Leading with Empathy. Adaptive leaders develop a shared sense of purpose and manage through influence rather than command and control, creating cohesion in a time when talent is increasingly dispersed geographically, functionally, and organizationally.

Learning Through Self-Correction. Adaptive leaders encourage – indeed, insist on – experimentation. Of course, some experiments will fail, but this is how adaptive organizations learn.

Creating Win-Win Solutions. Adaptive leaders focus on sustainable success for both the company and its external network of stakeholders.

Great leaders adapt to their times. They spend a lot of time and effort thinking about what’s going on around them and what’s about to change. They learn to be comfortable outside of their comfort zone. And they encourage others to do the same in their daily interactions by recognizing and rewarding adaptive behaviors in their organization’s performance management system.


This may come as a shock, but organizations typically spend much less time supporting and developing the leaders who manage customer-facing functions or functions that have a direct impact on growth, profitability, or other critical performance metrics. These frontline leaders work at the base of value creation. They are also key to embedding a company’s purpose throughout the organization- which contributes directly to performance.

The move from individual contributor to manager is the single biggest change in role for any staff member, yet in many companies these newly minted “leaders” get little or no helpful support. Many receive only a token welcome-to-management training session or some management modules to look at when multitasking.

At Tobin, we ensure that your long-term leaders stay knowledgeable and engaged by offering relevant and current leadership training that can be readily applied in their organizations. We understand that change can happen fast. As such, we want to help alleviate, if not eliminate, the burden that comes with backfilling a role, coupled with ensuring the new person can hit the ground running.
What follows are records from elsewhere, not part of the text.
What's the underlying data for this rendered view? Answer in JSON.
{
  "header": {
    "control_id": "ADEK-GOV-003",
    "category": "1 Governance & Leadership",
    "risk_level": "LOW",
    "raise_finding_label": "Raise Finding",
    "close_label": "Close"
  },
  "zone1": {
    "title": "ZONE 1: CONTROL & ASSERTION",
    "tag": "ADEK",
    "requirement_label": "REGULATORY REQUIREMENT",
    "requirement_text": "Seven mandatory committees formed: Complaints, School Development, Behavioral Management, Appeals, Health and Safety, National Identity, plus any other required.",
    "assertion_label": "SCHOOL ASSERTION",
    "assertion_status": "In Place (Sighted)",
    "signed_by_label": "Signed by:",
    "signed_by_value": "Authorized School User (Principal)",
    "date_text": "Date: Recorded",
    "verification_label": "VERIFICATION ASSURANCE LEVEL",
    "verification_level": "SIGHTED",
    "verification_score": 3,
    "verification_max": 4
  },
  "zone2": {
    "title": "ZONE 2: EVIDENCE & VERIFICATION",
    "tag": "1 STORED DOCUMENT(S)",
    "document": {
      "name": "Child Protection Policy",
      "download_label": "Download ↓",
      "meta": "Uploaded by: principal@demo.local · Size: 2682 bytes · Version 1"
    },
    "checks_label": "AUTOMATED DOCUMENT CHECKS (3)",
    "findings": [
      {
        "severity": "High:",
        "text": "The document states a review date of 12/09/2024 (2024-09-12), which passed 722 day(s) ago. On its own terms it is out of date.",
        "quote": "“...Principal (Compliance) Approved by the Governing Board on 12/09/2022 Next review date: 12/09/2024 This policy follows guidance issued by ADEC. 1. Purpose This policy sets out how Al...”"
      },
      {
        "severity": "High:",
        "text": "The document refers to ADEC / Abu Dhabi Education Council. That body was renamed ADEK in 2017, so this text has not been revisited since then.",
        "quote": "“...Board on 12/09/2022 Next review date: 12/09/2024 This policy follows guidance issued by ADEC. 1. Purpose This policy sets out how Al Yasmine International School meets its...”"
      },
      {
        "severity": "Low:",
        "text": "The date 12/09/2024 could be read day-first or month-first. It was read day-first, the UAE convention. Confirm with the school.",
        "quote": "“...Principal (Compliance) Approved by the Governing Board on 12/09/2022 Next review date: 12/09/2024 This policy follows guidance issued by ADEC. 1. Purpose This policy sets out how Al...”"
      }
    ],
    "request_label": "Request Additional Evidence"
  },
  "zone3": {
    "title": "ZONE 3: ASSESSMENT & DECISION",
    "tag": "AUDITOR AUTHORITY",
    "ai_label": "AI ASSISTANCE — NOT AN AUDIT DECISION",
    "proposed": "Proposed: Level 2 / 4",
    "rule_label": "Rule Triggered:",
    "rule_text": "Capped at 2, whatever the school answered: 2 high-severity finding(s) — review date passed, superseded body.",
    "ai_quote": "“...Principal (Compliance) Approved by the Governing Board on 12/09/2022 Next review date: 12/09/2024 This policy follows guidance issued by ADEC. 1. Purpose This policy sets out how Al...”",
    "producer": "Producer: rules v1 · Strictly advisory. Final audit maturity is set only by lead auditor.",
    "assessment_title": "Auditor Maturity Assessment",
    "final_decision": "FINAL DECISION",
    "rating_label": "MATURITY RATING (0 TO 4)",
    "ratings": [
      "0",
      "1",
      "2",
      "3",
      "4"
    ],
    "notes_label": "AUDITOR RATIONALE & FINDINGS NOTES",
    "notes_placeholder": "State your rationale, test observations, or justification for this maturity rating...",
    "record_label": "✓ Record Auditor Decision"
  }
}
Every organization has, or should have, learning and developmental programs, but these are typically geared to produce incremental improvement rather than transformative capabilities. Companies must address their talent needs in a comprehensive and transformational manner that is embedded in the day-to-day operations of the organization.

Long-term care organizations can win on this front by allowing people to work together in fast-moving, agile teams on projects that have clearly defined business objectives. Each team has a point person, with extensive industry knowledge, from within or outside the firm. This person remains there until the project is complete and objectives are reached. Hiring an outside agency for these types of projects is a good idea. Contingent workers and new hires include a lot of knowledge in order to effect its transformation.


While each organization will approach the talent challenge its own way, winners share the view that talent is a critical business priority and act accordingly. Strategic priorities and operational plans address talent-related questions. What talent do we need in order to execute these plans? Do we have it? Where will we get it? How will we build it? At Tobin, we can partner with you and offer solutions to these questions that align with your mission, vision, and goals. Call Tobin today at 888-336-7800.